Items from an interface collection
-- Opening Marker --
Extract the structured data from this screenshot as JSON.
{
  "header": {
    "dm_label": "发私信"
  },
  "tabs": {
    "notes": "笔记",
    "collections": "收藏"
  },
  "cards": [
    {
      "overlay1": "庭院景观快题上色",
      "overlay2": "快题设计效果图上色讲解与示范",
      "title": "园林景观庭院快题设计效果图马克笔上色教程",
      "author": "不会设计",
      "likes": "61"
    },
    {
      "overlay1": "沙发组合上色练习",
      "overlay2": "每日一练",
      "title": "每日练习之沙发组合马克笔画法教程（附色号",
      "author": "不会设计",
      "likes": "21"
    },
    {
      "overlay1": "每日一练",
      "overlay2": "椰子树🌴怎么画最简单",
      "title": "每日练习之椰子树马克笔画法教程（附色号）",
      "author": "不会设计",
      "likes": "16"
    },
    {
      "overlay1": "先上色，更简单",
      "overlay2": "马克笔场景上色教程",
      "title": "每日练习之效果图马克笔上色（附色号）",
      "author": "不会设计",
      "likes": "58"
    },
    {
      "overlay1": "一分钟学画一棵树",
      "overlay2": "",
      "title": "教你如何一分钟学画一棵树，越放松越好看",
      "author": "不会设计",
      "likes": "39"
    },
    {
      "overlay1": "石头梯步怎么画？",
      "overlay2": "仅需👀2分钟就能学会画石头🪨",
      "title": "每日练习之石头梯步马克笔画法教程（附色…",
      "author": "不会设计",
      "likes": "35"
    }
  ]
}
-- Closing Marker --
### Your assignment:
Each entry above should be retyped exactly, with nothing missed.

### Answer for this exercise:
Extract the structured data from this screenshot as JSON.
{
  "header": {
    "dm_label": "发私信"
  },
  "tabs": {
    "notes": "笔记",
    "collections": "收藏"
  },
  "cards": [
    {
      "overlay1": "庭院景观快题上色",
      "overlay2": "快题设计效果图上色讲解与示范",
      "title": "园林景观庭院快题设计效果图马克笔上色教程",
      "author": "不会设计",
      "likes": "61"
    },
    {
      "overlay1": "沙发组合上色练习",
      "overlay2": "每日一练",
      "title": "每日练习之沙发组合马克笔画法教程（附色号",
      "author": "不会设计",
      "likes": "21"
    },
    {
      "overlay1": "每日一练",
      "overlay2": "椰子树🌴怎么画最简单",
      "title": "每日练习之椰子树马克笔画法教程（附色号）",
      "author": "不会设计",
      "likes": "16"
    },
    {
      "overlay1": "先上色，更简单",
      "overlay2": "马克笔场景上色教程",
      "title": "每日练习之效果图马克笔上色（附色号）",
      "author": "不会设计",
      "likes": "58"
    },
    {
      "overlay1": "一分钟学画一棵树",
      "overlay2": "",
      "title": "教你如何一分钟学画一棵树，越放松越好看",
      "author": "不会设计",
      "likes": "39"
    },
    {
      "overlay1": "石头梯步怎么画？",
      "overlay2": "仅需👀2分钟就能学会画石头🪨",
      "title": "每日练习之石头梯步马克笔画法教程（附色…",
      "author": "不会设计",
      "likes": "35"
    }
  ]
}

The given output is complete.